I’ll just come straight out and say that although I love physics, but understanding all the complicated mathematics behind it is not an easy feat most of the time. Perhaps some of you can relate. Well, it turns out that you don’t actually have to be a physicist in order to understand some of the most important equations around. In fact, sometimes all you need is a few examples and some simple explanations. Admittedly, understanding the meaning of something and understanding how to put that something into practice are wildly different things, but I believe that knowledge in and of itself is always useful even if you won’t come across a situation where you might be able to use it for practical purposes. But at the very least, understanding a bit of physics makes a great topic of conversation in many social settings.
With that in mind, let’s take a look at the most well known physics equation out there, E=MC², also known as the energy-mass equivalence. So what does it mean? This famous equation is part of Einstein’s theory of special relativity and it simply explains that the energy of an object is equal to its mass. Or as the text in the picture reads, “the faster you move, the heavier you will get”, although the formula is used to explain a wide variety of other things as well. As you’ve probably already guessed, “E” stands for energy while “M” stands for mass.
But what about the last part? Well, C is the speed of light, so C² is the speed of light squared. The last part is there to explain that mass is not converted into energy just like that. When the conversion takes place and the energy comes into being, this energy is not stationary, but rather moving at very high speeds – around 300 million meters per second to be precise, which is the speed of light in a vacuum. Fun fact: the “C” comes from the Latin word Celeritas, which means speed or velocity. What this all means is that even a very small amount of matter can release a huge amount of energy, as already proven by atomic bombs which were built with this formula in mind, among other things.
This important physics equation can also help us to develop technologies that allow objects to travel at very high speeds – potentially near or even faster than the speed of light – while using small amounts of matter that release a tremendous amount of energy. You’ve likely already seen potential applications for this in science-fiction where they use a warp drive based on this principle to power and propel the USS Enterprise (the Star Trek starship, not the US navy’s aircraft carrier). Having said that, a warp drive would in theory allow FTL (faster-than-light) travel, a concept that’s not easy to wrap your head around because it contradicts E=MC². As mentioned before, “the faster you move, the heavier you will get”, so an object approaching the speed of light would eventually reach infinite mass and require infinite amounts of energy to propel further beyond that.
Needless to say, the idea of FTL travel presents a few problems for anyone who is interested in understanding physics and even for those who already do. A warp drive should be able to bypass most of these problems and not break the laws of physics thanks to the mechanisms by which it functions. FTL travel would be achieved by bending space-time ( which is possible as explained by Einstein’s theory of general relativity) and encasing the object into a warp bubble that’s created by the warp drive itself. This way, the object inside would be protected from all effects that should otherwise tear it to pieces or make it infinitely heavy while travelling faster than the speed of light. As for the energy issue, a warp drive would have to be powered by antimatter or some other form of exotic matter. As stated by the theory of special relativity, small quantities of matter are able to be converted into high amounts of energy, so presumably powering a warp drive is not impossible, although we would need to use some very unconventional means and forms of matter in order to achieve something like this.

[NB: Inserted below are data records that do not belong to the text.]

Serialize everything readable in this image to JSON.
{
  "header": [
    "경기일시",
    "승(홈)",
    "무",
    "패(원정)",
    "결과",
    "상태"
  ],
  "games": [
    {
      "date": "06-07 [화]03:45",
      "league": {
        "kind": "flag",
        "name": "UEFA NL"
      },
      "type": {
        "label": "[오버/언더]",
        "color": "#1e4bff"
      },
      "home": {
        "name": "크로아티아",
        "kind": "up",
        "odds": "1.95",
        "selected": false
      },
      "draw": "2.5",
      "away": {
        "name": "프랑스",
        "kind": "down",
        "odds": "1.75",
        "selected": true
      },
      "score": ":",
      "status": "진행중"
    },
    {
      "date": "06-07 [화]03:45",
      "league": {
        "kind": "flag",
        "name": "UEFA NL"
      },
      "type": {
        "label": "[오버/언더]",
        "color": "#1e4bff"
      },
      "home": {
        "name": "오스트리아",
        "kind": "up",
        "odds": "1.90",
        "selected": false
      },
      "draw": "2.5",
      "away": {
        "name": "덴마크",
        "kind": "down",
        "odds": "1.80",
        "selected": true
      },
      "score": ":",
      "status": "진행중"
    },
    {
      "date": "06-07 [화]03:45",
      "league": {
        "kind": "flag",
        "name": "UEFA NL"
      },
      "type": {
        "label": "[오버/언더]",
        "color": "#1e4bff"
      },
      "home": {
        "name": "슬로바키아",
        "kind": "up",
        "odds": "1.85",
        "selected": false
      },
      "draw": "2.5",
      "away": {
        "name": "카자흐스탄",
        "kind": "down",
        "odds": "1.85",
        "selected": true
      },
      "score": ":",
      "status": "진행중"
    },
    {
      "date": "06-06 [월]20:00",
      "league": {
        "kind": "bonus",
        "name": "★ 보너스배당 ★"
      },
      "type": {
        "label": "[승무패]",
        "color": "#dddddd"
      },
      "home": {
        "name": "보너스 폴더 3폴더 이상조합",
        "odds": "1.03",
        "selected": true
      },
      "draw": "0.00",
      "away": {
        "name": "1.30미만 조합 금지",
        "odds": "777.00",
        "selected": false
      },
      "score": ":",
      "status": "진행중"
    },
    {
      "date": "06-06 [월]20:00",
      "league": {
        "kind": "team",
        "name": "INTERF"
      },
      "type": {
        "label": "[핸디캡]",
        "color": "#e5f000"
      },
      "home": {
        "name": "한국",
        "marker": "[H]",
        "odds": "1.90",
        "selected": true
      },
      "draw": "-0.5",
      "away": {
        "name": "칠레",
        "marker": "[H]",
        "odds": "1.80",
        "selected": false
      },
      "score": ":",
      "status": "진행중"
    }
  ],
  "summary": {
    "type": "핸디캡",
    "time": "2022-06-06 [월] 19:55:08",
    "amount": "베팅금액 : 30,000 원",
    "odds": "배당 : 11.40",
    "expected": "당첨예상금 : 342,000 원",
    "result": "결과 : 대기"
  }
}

As you can see, this famous physics equation has some incredible potential applications, all of which involve creating huge amounts of energy while using small amounts of mass. In addition, energy-mass equivalence would also allow us to create matter out of pure energy, a feat that was actually considered impossible (despite being theoretically sound) back in the day when Einstein first proposed his theory of special relativity. But thanks to all the technological advancements we made since then, this previously impossible task is now known to be very much achievable, although all the experiments conducted so far have yielded minimal results. Still, scientists were already able to transform light into matter on a very small scale and further research might be able to lead to some more impressive results on a larger scale at some point in the future.
Now, unfortunately I’m not a physics professor and there’s only so much I can understand myself, but hopefully you were able to find this article helpful in your endless pursuit of knowledge. I’m actually thinking about turning this into a series of sorts, so if you have any suggestions or if there are any specific things that you want to learn about don’t hesitate to share your thoughts in the comments section below. I’m all years. If I may, I would like to end this with a quote from Albert Einstein that’s almost as famous as his E=MC² formula: “if you can’t explain it simply you don’t understand it well enough.” Hopefully all the explanations I gave were simple enough.